§ **Data excerpts**:
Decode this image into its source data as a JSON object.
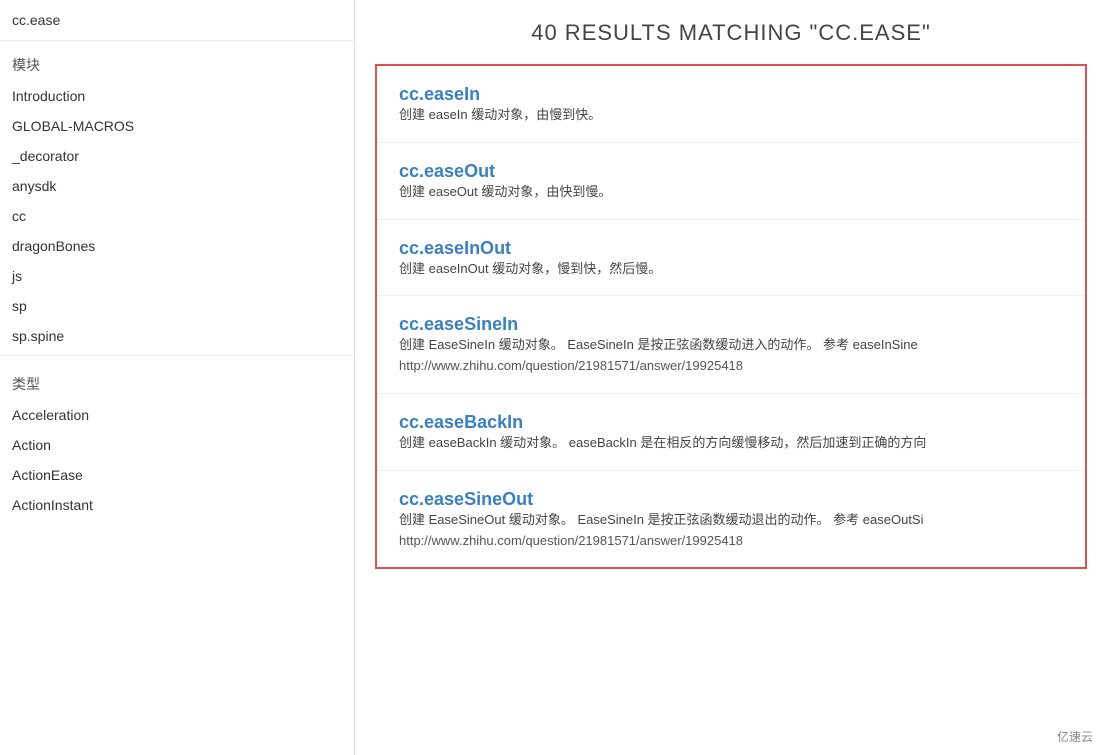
{
  "sidebar": {
    "search_value": "cc.ease",
    "section_modules": "模块",
    "section_types": "类型",
    "module_items": [
      "Introduction",
      "GLOBAL-MACROS",
      "_decorator",
      "anysdk",
      "cc",
      "dragonBones",
      "js",
      "sp",
      "sp.spine"
    ],
    "type_items": [
      "Acceleration",
      "Action",
      "ActionEase",
      "ActionInstant"
    ]
  },
  "main": {
    "results_header": "40 RESULTS MATCHING \"CC.EASE\"",
    "results": [
      {
        "title": "cc.easeIn",
        "desc": "创建 easeIn 缓动对象，由慢到快。",
        "link": ""
      },
      {
        "title": "cc.easeOut",
        "desc": "创建 easeOut 缓动对象，由快到慢。",
        "link": ""
      },
      {
        "title": "cc.easeInOut",
        "desc": "创建 easeInOut 缓动对象，慢到快，然后慢。",
        "link": ""
      },
      {
        "title": "cc.easeSineIn",
        "desc": "创建 EaseSineIn 缓动对象。 EaseSineIn 是按正弦函数缓动进入的动作。 参考 easeInSine",
        "link": "http://www.zhihu.com/question/21981571/answer/19925418"
      },
      {
        "title": "cc.easeBackIn",
        "desc": "创建 easeBackIn 缓动对象。 easeBackIn 是在相反的方向缓慢移动，然后加速到正确的方向",
        "link": ""
      },
      {
        "title": "cc.easeSineOut",
        "desc": "创建 EaseSineOut 缓动对象。 EaseSineIn 是按正弦函数缓动退出的动作。 参考 easeOutSi",
        "link": "http://www.zhihu.com/question/21981571/answer/19925418"
      }
    ]
  },
  "watermark": "亿速云"
}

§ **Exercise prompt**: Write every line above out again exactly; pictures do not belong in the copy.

§ **Exercise result**:
Decode this image into its source data as a JSON object.
{
  "sidebar": {
    "search_value": "cc.ease",
    "section_modules": "模块",
    "section_types": "类型",
    "module_items": [
      "Introduction",
      "GLOBAL-MACROS",
      "_decorator",
      "anysdk",
      "cc",
      "dragonBones",
      "js",
      "sp",
      "sp.spine"
    ],
    "type_items": [
      "Acceleration",
      "Action",
      "ActionEase",
      "ActionInstant"
    ]
  },
  "main": {
    "results_header": "40 RESULTS MATCHING \"CC.EASE\"",
    "results": [
      {
        "title": "cc.easeIn",
        "desc": "创建 easeIn 缓动对象，由慢到快。",
        "link": ""
      },
      {
        "title": "cc.easeOut",
        "desc": "创建 easeOut 缓动对象，由快到慢。",
        "link": ""
      },
      {
        "title": "cc.easeInOut",
        "desc": "创建 easeInOut 缓动对象，慢到快，然后慢。",
        "link": ""
      },
      {
        "title": "cc.easeSineIn",
        "desc": "创建 EaseSineIn 缓动对象。 EaseSineIn 是按正弦函数缓动进入的动作。 参考 easeInSine",
        "link": "http://www.zhihu.com/question/21981571/answer/19925418"
      },
      {
        "title": "cc.easeBackIn",
        "desc": "创建 easeBackIn 缓动对象。 easeBackIn 是在相反的方向缓慢移动，然后加速到正确的方向",
        "link": ""
      },
      {
        "title": "cc.easeSineOut",
        "desc": "创建 EaseSineOut 缓动对象。 EaseSineIn 是按正弦函数缓动退出的动作。 参考 easeOutSi",
        "link": "http://www.zhihu.com/question/21981571/answer/19925418"
      }
    ]
  },
  "watermark": "亿速云"
}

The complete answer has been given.